This set from Jaguar has two late war figures filling sandbags. They could of course be building a nice shelter for the night, but Jaguar has clearly aimed it at the tank market. There are quite a few parts here. Overall, casting, sculpting, and attention to detail is excellent. For example, the GI filling the bag has dogtags cast around his neck and the braces of his coverall are depicted hanging loose. The guy holding up the sandbag has a triangular patch from the armored division on his left shoulder. There's a casting provided of three stacked sandbags with some equipment lying on them: a pistol holster, crash helmet and web belt.

The filling figure has the most parts: legs, torso, left and right arms, left and right boots, left hand holding the shovel blade, and a separate head. There are locating pegs cast onto the arms, hands and torso, which will help in fitting them together. I'm a bit worried about how the shovel is going to turn it, but some plastic rod will probably do if the handle is broken. Parts are well cast, and there are just a few air bubbles to watch out for. This soldier wears the M1943 buckle boots, so this makes him late war. The fact that the boots are separate makes it easier to convert him if necessary for earlier situations. Some DML parts will probably do, or maybe the VP conversion packs.

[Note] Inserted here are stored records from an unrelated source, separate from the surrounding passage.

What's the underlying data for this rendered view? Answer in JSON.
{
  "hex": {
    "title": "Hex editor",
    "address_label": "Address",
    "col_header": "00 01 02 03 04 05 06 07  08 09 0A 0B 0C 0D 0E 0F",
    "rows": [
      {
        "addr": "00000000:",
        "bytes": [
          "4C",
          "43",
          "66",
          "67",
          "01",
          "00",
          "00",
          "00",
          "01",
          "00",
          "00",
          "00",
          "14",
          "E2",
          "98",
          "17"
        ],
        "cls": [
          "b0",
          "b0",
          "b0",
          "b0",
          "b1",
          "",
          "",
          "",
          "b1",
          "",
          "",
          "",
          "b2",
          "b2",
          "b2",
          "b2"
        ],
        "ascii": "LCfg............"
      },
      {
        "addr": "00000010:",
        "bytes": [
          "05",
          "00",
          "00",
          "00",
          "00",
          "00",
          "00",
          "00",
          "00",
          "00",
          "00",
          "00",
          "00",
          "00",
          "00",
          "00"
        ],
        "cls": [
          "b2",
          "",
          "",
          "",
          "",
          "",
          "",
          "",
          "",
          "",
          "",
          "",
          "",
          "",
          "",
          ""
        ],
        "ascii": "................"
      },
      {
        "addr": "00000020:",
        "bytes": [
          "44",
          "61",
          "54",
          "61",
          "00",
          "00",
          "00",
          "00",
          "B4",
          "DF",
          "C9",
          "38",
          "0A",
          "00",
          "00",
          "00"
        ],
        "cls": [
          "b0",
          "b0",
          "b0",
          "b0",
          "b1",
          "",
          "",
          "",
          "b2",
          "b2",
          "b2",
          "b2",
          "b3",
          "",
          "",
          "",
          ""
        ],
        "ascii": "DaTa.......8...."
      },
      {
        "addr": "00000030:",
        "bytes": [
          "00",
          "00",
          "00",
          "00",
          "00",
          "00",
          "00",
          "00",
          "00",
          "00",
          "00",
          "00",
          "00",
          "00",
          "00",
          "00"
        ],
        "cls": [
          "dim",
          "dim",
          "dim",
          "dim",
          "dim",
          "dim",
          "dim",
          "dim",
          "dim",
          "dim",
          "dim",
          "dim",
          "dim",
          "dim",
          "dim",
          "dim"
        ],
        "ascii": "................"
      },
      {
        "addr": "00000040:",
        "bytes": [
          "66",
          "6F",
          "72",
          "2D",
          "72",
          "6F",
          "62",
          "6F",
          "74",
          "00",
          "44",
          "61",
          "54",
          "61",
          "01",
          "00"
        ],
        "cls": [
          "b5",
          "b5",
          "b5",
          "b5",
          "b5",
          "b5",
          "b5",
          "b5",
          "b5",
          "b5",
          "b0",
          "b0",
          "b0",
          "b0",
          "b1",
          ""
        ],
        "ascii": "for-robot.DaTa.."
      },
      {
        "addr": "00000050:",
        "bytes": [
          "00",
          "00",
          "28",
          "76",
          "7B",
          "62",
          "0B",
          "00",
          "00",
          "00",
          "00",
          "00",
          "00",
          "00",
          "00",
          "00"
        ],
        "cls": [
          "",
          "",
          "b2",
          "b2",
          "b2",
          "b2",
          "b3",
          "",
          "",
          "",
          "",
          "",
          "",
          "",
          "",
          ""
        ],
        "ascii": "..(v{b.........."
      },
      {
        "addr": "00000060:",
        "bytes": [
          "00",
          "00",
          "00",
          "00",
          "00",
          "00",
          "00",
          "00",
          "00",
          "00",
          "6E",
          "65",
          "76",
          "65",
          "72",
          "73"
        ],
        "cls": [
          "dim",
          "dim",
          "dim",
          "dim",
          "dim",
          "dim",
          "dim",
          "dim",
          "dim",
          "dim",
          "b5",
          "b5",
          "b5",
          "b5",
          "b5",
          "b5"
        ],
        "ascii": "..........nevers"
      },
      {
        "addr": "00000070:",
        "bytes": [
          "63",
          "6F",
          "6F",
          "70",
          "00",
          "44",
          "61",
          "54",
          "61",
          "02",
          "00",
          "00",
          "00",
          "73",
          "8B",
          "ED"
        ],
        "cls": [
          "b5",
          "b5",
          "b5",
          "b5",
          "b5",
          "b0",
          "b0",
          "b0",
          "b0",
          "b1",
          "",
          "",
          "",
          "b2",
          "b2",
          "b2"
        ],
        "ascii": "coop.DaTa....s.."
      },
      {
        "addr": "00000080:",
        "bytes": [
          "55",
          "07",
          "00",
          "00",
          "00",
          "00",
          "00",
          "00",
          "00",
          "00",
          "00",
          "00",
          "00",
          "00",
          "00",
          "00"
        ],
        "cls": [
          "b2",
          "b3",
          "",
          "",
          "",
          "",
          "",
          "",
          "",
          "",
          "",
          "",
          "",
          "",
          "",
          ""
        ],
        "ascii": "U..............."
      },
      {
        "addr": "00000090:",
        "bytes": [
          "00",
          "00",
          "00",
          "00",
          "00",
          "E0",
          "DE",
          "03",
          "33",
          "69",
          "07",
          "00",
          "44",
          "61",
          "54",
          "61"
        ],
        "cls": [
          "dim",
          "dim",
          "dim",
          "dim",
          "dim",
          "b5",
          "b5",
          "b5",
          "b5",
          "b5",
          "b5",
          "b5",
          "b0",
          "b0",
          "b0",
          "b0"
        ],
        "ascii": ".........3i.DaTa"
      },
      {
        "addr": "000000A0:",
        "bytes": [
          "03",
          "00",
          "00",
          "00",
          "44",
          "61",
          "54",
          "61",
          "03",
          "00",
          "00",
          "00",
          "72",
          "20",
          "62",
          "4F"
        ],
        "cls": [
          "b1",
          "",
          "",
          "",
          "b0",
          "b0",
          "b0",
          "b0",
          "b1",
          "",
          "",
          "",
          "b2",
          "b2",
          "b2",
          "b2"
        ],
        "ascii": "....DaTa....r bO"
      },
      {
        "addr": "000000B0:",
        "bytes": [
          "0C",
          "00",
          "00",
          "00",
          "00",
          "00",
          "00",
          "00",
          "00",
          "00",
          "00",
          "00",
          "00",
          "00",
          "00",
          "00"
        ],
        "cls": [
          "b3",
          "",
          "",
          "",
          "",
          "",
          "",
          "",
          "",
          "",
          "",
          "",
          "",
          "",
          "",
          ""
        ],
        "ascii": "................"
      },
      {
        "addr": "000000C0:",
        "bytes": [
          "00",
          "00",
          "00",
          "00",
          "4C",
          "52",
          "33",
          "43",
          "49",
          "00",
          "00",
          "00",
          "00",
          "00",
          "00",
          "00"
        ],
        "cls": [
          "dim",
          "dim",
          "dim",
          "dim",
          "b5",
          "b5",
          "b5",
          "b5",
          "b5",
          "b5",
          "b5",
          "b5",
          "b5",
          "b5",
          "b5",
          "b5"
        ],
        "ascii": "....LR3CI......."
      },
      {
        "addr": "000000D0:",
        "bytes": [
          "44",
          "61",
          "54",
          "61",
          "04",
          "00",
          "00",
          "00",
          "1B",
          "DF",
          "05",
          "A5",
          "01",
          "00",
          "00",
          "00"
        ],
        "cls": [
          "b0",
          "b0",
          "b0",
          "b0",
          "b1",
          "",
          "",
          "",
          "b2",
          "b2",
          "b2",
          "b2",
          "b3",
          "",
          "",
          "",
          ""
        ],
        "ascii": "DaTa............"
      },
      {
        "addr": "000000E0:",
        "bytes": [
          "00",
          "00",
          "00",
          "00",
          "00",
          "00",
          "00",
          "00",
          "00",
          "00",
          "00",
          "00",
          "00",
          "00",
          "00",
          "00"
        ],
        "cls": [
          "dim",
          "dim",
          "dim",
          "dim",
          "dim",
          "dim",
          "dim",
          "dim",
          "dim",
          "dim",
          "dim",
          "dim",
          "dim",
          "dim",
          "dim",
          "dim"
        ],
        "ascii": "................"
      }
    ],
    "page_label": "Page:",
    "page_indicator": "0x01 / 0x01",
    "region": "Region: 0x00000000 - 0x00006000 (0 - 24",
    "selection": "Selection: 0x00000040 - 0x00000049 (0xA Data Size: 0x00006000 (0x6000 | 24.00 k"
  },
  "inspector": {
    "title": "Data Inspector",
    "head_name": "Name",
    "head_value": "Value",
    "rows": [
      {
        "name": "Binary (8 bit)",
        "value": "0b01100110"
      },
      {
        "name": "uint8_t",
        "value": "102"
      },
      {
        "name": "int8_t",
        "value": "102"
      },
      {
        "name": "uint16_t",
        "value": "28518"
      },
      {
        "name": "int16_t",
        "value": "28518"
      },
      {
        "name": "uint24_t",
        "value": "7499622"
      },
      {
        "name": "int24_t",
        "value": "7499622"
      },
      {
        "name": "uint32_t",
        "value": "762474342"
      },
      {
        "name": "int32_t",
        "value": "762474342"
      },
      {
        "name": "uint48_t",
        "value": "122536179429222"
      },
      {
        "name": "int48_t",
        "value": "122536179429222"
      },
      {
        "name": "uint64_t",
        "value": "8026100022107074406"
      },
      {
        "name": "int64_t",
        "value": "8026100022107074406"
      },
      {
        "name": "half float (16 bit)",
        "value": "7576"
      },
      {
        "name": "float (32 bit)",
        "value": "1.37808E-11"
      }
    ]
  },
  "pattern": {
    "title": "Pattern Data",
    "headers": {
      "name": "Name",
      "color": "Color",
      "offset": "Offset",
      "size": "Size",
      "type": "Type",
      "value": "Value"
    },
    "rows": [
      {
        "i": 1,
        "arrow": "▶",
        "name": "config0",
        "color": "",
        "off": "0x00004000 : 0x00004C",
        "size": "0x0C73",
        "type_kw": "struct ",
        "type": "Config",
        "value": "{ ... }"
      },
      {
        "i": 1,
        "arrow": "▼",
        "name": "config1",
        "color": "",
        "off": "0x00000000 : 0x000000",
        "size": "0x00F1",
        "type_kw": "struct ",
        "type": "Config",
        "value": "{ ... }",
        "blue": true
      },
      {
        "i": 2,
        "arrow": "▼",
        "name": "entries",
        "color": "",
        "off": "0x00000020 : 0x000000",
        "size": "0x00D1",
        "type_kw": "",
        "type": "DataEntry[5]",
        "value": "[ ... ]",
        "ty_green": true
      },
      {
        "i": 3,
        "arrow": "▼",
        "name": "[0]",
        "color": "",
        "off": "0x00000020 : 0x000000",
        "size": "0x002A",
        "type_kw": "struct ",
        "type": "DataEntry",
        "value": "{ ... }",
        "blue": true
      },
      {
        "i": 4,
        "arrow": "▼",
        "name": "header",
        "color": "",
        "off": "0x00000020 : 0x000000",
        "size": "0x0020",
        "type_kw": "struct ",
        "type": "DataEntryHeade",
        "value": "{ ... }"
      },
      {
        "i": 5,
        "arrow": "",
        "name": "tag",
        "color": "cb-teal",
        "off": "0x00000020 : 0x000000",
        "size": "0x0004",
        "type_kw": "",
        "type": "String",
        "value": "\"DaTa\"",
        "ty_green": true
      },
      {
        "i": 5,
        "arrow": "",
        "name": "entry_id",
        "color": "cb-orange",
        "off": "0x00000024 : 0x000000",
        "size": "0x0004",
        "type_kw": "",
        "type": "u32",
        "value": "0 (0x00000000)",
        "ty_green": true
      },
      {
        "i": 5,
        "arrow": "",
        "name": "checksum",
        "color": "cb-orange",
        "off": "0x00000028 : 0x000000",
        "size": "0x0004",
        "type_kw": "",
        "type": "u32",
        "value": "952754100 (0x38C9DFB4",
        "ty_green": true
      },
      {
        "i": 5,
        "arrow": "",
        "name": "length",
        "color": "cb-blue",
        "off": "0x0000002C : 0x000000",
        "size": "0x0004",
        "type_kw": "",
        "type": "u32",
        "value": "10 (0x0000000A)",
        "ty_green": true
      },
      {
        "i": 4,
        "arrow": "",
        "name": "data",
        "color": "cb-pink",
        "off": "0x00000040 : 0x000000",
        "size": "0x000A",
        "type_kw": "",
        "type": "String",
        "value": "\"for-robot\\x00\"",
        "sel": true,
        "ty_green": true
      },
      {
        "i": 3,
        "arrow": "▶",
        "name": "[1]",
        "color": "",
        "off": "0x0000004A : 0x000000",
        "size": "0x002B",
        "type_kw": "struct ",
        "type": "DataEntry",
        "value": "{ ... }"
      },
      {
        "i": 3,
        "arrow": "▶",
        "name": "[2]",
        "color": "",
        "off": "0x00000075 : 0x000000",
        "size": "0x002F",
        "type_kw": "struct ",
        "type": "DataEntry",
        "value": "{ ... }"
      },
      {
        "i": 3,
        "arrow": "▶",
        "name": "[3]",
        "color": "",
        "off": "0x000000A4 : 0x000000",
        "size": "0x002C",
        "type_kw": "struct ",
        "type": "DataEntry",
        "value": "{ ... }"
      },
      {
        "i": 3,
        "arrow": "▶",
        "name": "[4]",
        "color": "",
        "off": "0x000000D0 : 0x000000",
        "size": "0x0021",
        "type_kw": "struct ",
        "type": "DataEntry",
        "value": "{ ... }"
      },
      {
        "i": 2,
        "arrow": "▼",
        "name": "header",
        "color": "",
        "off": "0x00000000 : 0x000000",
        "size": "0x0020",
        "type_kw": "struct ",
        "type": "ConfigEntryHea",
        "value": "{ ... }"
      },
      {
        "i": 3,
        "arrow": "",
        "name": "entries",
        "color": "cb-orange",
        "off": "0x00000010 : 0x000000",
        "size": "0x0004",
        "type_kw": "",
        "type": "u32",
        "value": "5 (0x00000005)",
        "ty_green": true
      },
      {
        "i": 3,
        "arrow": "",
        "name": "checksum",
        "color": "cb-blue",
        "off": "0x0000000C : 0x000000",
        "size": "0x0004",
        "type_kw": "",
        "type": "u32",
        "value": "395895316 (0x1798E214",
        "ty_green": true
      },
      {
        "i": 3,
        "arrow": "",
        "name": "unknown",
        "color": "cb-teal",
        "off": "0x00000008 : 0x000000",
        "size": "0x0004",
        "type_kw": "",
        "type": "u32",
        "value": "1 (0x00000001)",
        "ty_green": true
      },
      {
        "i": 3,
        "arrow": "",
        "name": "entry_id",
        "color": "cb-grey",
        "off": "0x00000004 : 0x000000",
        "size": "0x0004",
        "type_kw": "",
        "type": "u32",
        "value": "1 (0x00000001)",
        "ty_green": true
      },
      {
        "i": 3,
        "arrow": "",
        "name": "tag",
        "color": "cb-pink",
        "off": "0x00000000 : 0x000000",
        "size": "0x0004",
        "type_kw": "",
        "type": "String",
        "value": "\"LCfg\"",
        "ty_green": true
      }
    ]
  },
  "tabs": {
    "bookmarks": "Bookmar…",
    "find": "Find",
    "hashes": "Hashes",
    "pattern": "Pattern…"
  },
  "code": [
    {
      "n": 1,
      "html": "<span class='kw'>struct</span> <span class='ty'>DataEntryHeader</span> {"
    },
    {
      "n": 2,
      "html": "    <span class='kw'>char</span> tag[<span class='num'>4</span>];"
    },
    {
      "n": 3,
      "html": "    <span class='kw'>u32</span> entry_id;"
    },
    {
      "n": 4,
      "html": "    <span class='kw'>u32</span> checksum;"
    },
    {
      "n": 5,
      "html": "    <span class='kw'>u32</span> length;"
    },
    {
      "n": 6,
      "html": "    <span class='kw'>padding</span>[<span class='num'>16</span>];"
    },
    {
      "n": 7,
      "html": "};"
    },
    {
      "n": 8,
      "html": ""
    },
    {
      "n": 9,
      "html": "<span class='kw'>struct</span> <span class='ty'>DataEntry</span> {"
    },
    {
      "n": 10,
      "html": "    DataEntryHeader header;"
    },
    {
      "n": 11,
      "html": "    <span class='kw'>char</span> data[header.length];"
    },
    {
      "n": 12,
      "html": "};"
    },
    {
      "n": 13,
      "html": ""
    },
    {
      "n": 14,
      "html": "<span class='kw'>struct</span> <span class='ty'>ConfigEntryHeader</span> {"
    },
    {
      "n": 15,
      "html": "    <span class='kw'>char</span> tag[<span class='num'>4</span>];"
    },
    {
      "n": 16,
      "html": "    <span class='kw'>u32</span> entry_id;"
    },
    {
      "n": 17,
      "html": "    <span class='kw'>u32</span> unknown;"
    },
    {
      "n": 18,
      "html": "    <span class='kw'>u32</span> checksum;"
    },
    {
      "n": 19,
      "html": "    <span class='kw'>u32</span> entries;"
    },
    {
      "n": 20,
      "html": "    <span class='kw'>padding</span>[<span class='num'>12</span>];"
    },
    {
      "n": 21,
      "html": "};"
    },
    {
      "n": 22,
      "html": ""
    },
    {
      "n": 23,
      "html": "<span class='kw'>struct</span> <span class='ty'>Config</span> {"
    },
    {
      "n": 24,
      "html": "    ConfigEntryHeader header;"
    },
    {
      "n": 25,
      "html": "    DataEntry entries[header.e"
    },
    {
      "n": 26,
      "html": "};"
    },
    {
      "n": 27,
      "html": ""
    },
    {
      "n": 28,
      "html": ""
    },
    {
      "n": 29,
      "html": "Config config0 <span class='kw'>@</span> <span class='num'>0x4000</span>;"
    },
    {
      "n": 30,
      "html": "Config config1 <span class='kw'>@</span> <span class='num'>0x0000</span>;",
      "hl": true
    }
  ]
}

Mr. Fill-me-up is holding a nicely detailed sandbag with subtle texture included and some dirt inside. His hands are cast onto the sandbag, making sure his hold on the bag looks realistic. Other parts are left and right legs, torso, left and right arms, and a separate head. Again, good sculpting here. There are more air bubbles here, particularly on the lower legs and his bottom. This figures also has locating pegs included. He wears a side cap, where his buddy has a knit wool cap.

A very versatile set, which I highly recommend. I have never seen this set in a diorama actually, but they are a nice change of pace (and pose). Add more figures for a maintenance scene, a Sherman with interior, and you'll have a detailer's dream.

-Martin Dogger


Modeling the U.S. Army in WWII © 2002—2007 Timothy S. Streeter